■ ASSIGNED TASK ■
In the records below, which lines include "name"? Copy them.

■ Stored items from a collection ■
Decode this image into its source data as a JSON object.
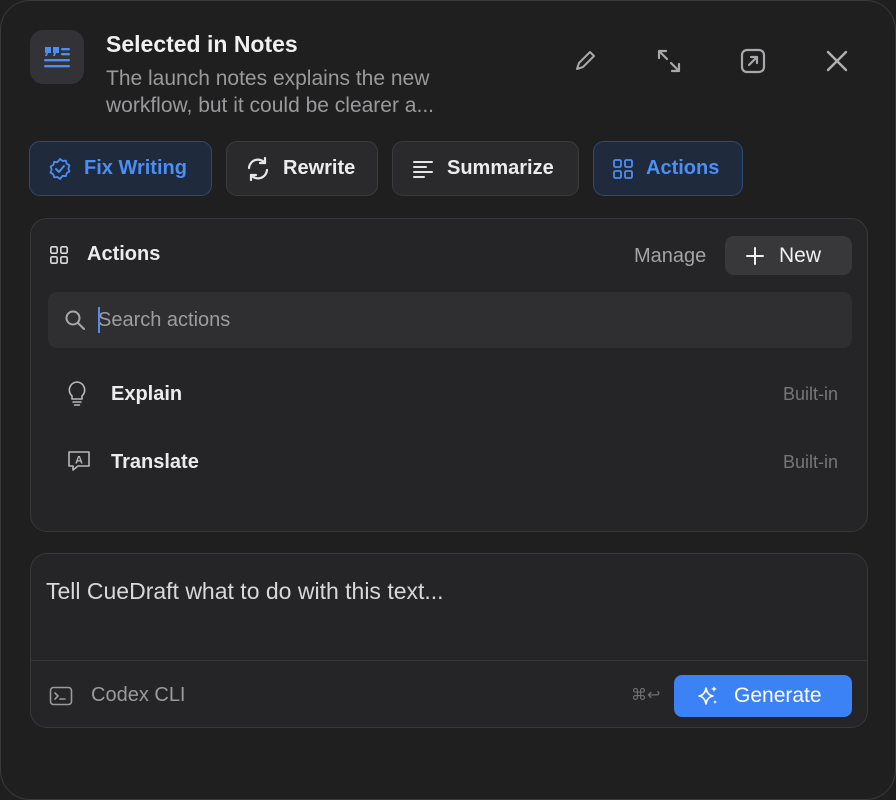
{
  "header": {
    "title": "Selected in Notes",
    "subtitle": "The launch notes explains the new workflow, but it could be clearer a..."
  },
  "tabs": [
    {
      "label": "Fix Writing",
      "icon": "badge-check-icon",
      "active": true
    },
    {
      "label": "Rewrite",
      "icon": "refresh-icon",
      "active": false
    },
    {
      "label": "Summarize",
      "icon": "text-lines-icon",
      "active": false
    },
    {
      "label": "Actions",
      "icon": "grid-icon",
      "active": true
    }
  ],
  "actions_panel": {
    "title": "Actions",
    "manage_label": "Manage",
    "new_label": "New",
    "search_placeholder": "Search actions",
    "items": [
      {
        "label": "Explain",
        "icon": "lightbulb-icon",
        "badge": "Built-in"
      },
      {
        "label": "Translate",
        "icon": "translate-icon",
        "badge": "Built-in"
      }
    ]
  },
  "composer": {
    "placeholder": "Tell CueDraft what to do with this text...",
    "model": "Codex CLI",
    "shortcut": "⌘↩",
    "generate_label": "Generate"
  },
  "colors": {
    "accent": "#3b82f6",
    "active_text": "#4b8ef4",
    "background": "#1f1f20"
  }
}
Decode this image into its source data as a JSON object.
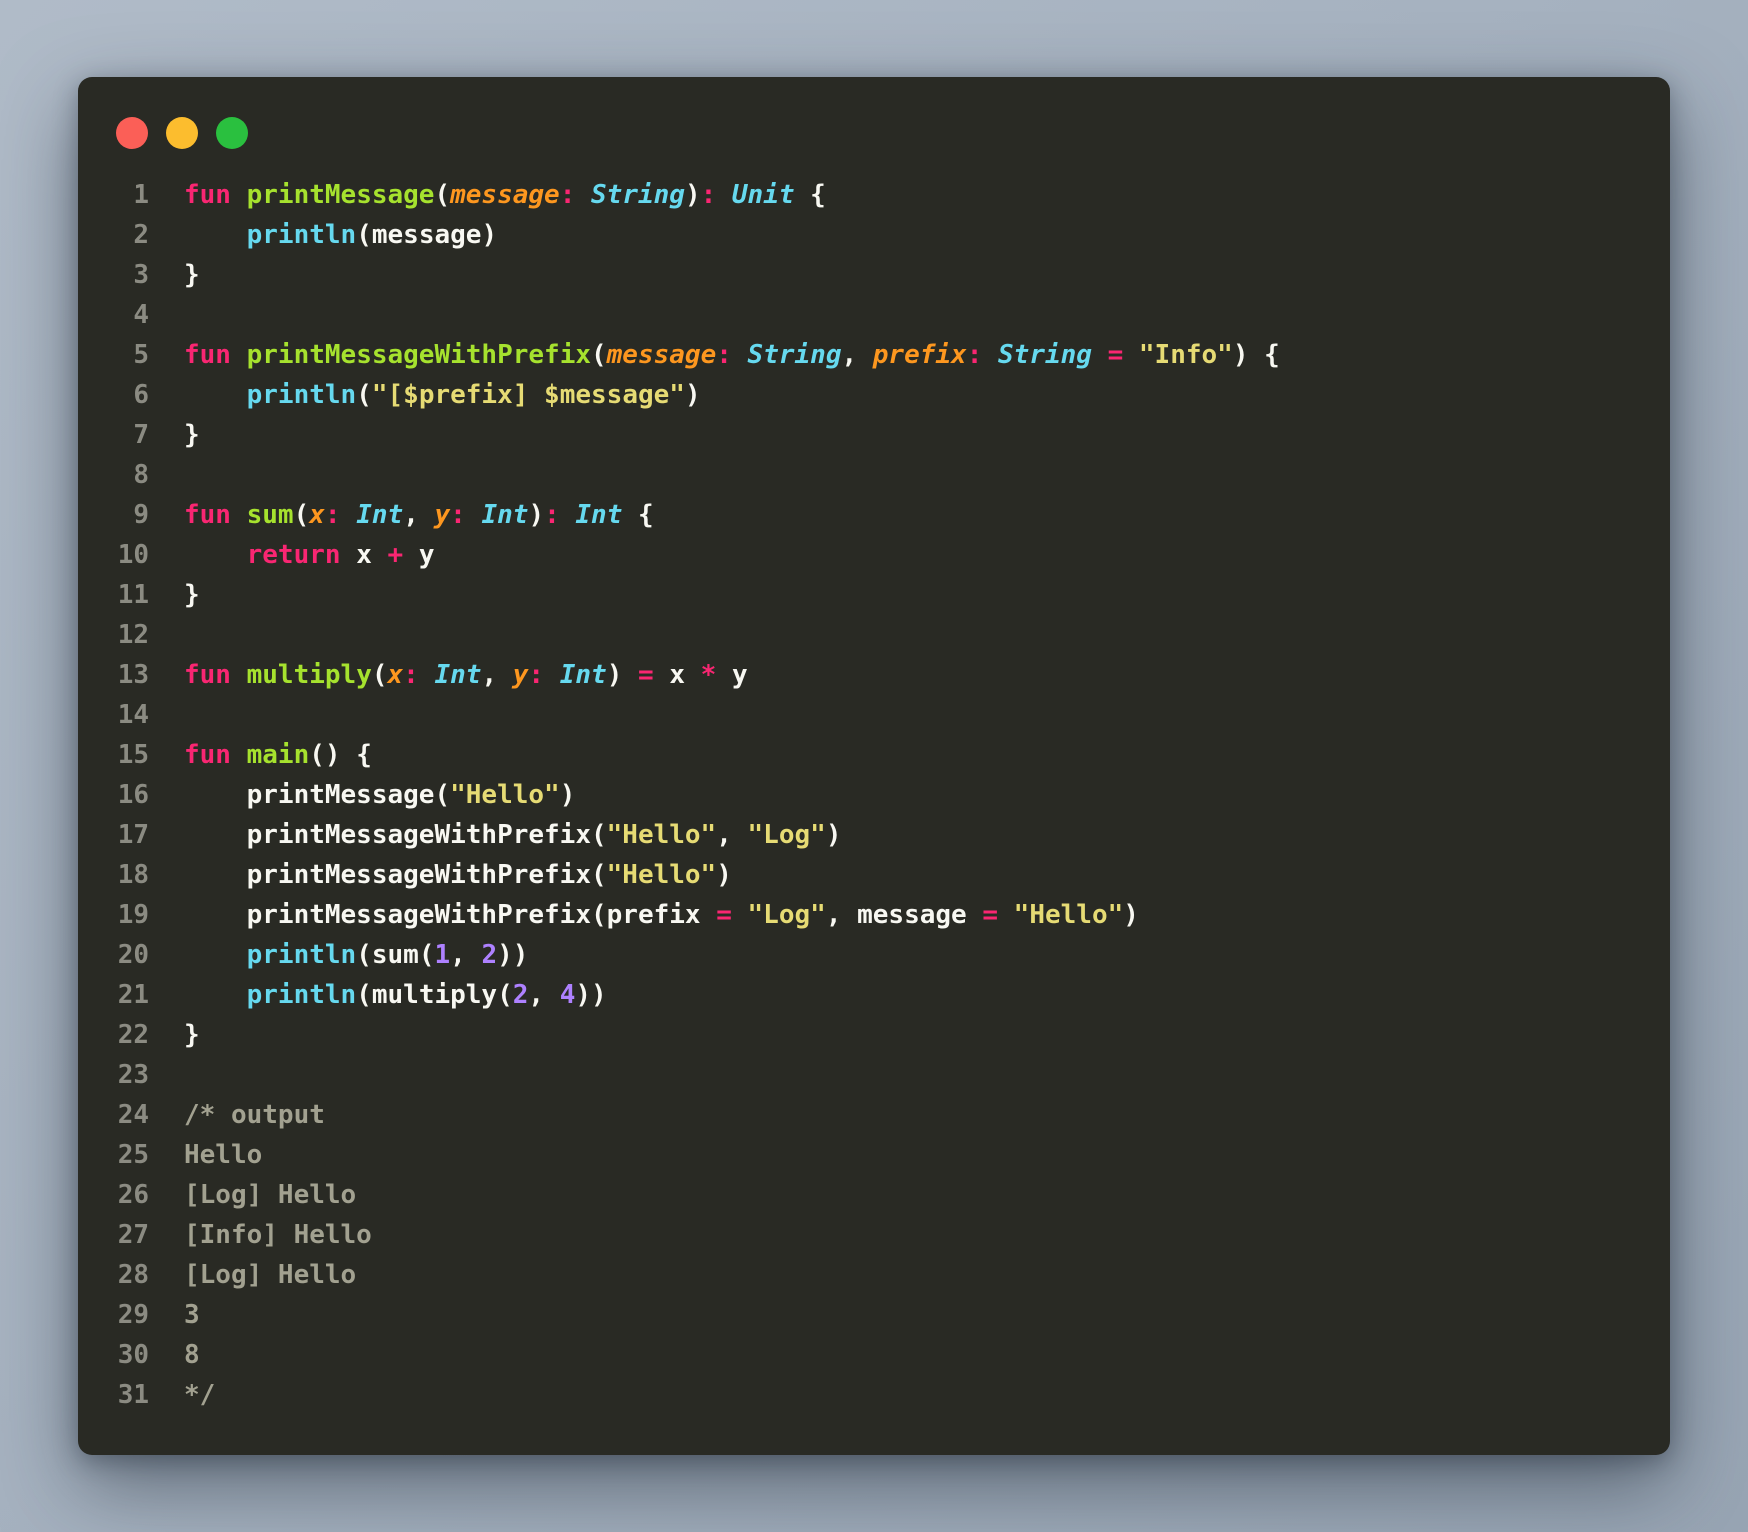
{
  "page": {
    "background_start": "#b0bbc8",
    "background_end": "#98a5b4"
  },
  "window": {
    "background": "#292a24",
    "title_bar": {
      "traffic_lights": [
        {
          "name": "close",
          "color": "#fb5f57"
        },
        {
          "name": "minimize",
          "color": "#fcbd2e"
        },
        {
          "name": "maximize",
          "color": "#2ac03f"
        }
      ]
    }
  },
  "editor": {
    "language": "kotlin",
    "gutter_color": "#8b8b82",
    "italic_token_types": [
      "param",
      "type"
    ],
    "token_colors": {
      "keyword": "#f92672",
      "function": "#a6e22e",
      "param": "#fd971f",
      "type": "#66d9ef",
      "builtin": "#66d9ef",
      "operator": "#f92672",
      "string": "#e6db74",
      "number": "#ae81ff",
      "plain": "#f8f8f2",
      "comment": "#a2a190"
    },
    "lines": [
      [
        [
          "fun",
          "keyword"
        ],
        [
          " ",
          "plain"
        ],
        [
          "printMessage",
          "function"
        ],
        [
          "(",
          "plain"
        ],
        [
          "message",
          "param"
        ],
        [
          ":",
          "operator"
        ],
        [
          " ",
          "plain"
        ],
        [
          "String",
          "type"
        ],
        [
          ")",
          "plain"
        ],
        [
          ":",
          "operator"
        ],
        [
          " ",
          "plain"
        ],
        [
          "Unit",
          "type"
        ],
        [
          " {",
          "plain"
        ]
      ],
      [
        [
          "    ",
          "plain"
        ],
        [
          "println",
          "builtin"
        ],
        [
          "(",
          "plain"
        ],
        [
          "message",
          "plain"
        ],
        [
          ")",
          "plain"
        ]
      ],
      [
        [
          "}",
          "plain"
        ]
      ],
      [],
      [
        [
          "fun",
          "keyword"
        ],
        [
          " ",
          "plain"
        ],
        [
          "printMessageWithPrefix",
          "function"
        ],
        [
          "(",
          "plain"
        ],
        [
          "message",
          "param"
        ],
        [
          ":",
          "operator"
        ],
        [
          " ",
          "plain"
        ],
        [
          "String",
          "type"
        ],
        [
          ", ",
          "plain"
        ],
        [
          "prefix",
          "param"
        ],
        [
          ":",
          "operator"
        ],
        [
          " ",
          "plain"
        ],
        [
          "String",
          "type"
        ],
        [
          " ",
          "plain"
        ],
        [
          "=",
          "operator"
        ],
        [
          " ",
          "plain"
        ],
        [
          "\"Info\"",
          "string"
        ],
        [
          ") {",
          "plain"
        ]
      ],
      [
        [
          "    ",
          "plain"
        ],
        [
          "println",
          "builtin"
        ],
        [
          "(",
          "plain"
        ],
        [
          "\"[$prefix] $message\"",
          "string"
        ],
        [
          ")",
          "plain"
        ]
      ],
      [
        [
          "}",
          "plain"
        ]
      ],
      [],
      [
        [
          "fun",
          "keyword"
        ],
        [
          " ",
          "plain"
        ],
        [
          "sum",
          "function"
        ],
        [
          "(",
          "plain"
        ],
        [
          "x",
          "param"
        ],
        [
          ":",
          "operator"
        ],
        [
          " ",
          "plain"
        ],
        [
          "Int",
          "type"
        ],
        [
          ", ",
          "plain"
        ],
        [
          "y",
          "param"
        ],
        [
          ":",
          "operator"
        ],
        [
          " ",
          "plain"
        ],
        [
          "Int",
          "type"
        ],
        [
          ")",
          "plain"
        ],
        [
          ":",
          "operator"
        ],
        [
          " ",
          "plain"
        ],
        [
          "Int",
          "type"
        ],
        [
          " {",
          "plain"
        ]
      ],
      [
        [
          "    ",
          "plain"
        ],
        [
          "return",
          "keyword"
        ],
        [
          " x ",
          "plain"
        ],
        [
          "+",
          "operator"
        ],
        [
          " y",
          "plain"
        ]
      ],
      [
        [
          "}",
          "plain"
        ]
      ],
      [],
      [
        [
          "fun",
          "keyword"
        ],
        [
          " ",
          "plain"
        ],
        [
          "multiply",
          "function"
        ],
        [
          "(",
          "plain"
        ],
        [
          "x",
          "param"
        ],
        [
          ":",
          "operator"
        ],
        [
          " ",
          "plain"
        ],
        [
          "Int",
          "type"
        ],
        [
          ", ",
          "plain"
        ],
        [
          "y",
          "param"
        ],
        [
          ":",
          "operator"
        ],
        [
          " ",
          "plain"
        ],
        [
          "Int",
          "type"
        ],
        [
          ") ",
          "plain"
        ],
        [
          "=",
          "operator"
        ],
        [
          " x ",
          "plain"
        ],
        [
          "*",
          "operator"
        ],
        [
          " y",
          "plain"
        ]
      ],
      [],
      [
        [
          "fun",
          "keyword"
        ],
        [
          " ",
          "plain"
        ],
        [
          "main",
          "function"
        ],
        [
          "() {",
          "plain"
        ]
      ],
      [
        [
          "    printMessage(",
          "plain"
        ],
        [
          "\"Hello\"",
          "string"
        ],
        [
          ")",
          "plain"
        ]
      ],
      [
        [
          "    printMessageWithPrefix(",
          "plain"
        ],
        [
          "\"Hello\"",
          "string"
        ],
        [
          ", ",
          "plain"
        ],
        [
          "\"Log\"",
          "string"
        ],
        [
          ")",
          "plain"
        ]
      ],
      [
        [
          "    printMessageWithPrefix(",
          "plain"
        ],
        [
          "\"Hello\"",
          "string"
        ],
        [
          ")",
          "plain"
        ]
      ],
      [
        [
          "    printMessageWithPrefix(prefix ",
          "plain"
        ],
        [
          "=",
          "operator"
        ],
        [
          " ",
          "plain"
        ],
        [
          "\"Log\"",
          "string"
        ],
        [
          ", message ",
          "plain"
        ],
        [
          "=",
          "operator"
        ],
        [
          " ",
          "plain"
        ],
        [
          "\"Hello\"",
          "string"
        ],
        [
          ")",
          "plain"
        ]
      ],
      [
        [
          "    ",
          "plain"
        ],
        [
          "println",
          "builtin"
        ],
        [
          "(sum(",
          "plain"
        ],
        [
          "1",
          "number"
        ],
        [
          ", ",
          "plain"
        ],
        [
          "2",
          "number"
        ],
        [
          "))",
          "plain"
        ]
      ],
      [
        [
          "    ",
          "plain"
        ],
        [
          "println",
          "builtin"
        ],
        [
          "(multiply(",
          "plain"
        ],
        [
          "2",
          "number"
        ],
        [
          ", ",
          "plain"
        ],
        [
          "4",
          "number"
        ],
        [
          "))",
          "plain"
        ]
      ],
      [
        [
          "}",
          "plain"
        ]
      ],
      [],
      [
        [
          "/* output",
          "comment"
        ]
      ],
      [
        [
          "Hello",
          "comment"
        ]
      ],
      [
        [
          "[Log] Hello",
          "comment"
        ]
      ],
      [
        [
          "[Info] Hello",
          "comment"
        ]
      ],
      [
        [
          "[Log] Hello",
          "comment"
        ]
      ],
      [
        [
          "3",
          "comment"
        ]
      ],
      [
        [
          "8",
          "comment"
        ]
      ],
      [
        [
          "*/",
          "comment"
        ]
      ]
    ]
  }
}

■ ANSWER FOR THE TASK ■
          "name": "close",
          "name": "minimize",
          "name": "maximize",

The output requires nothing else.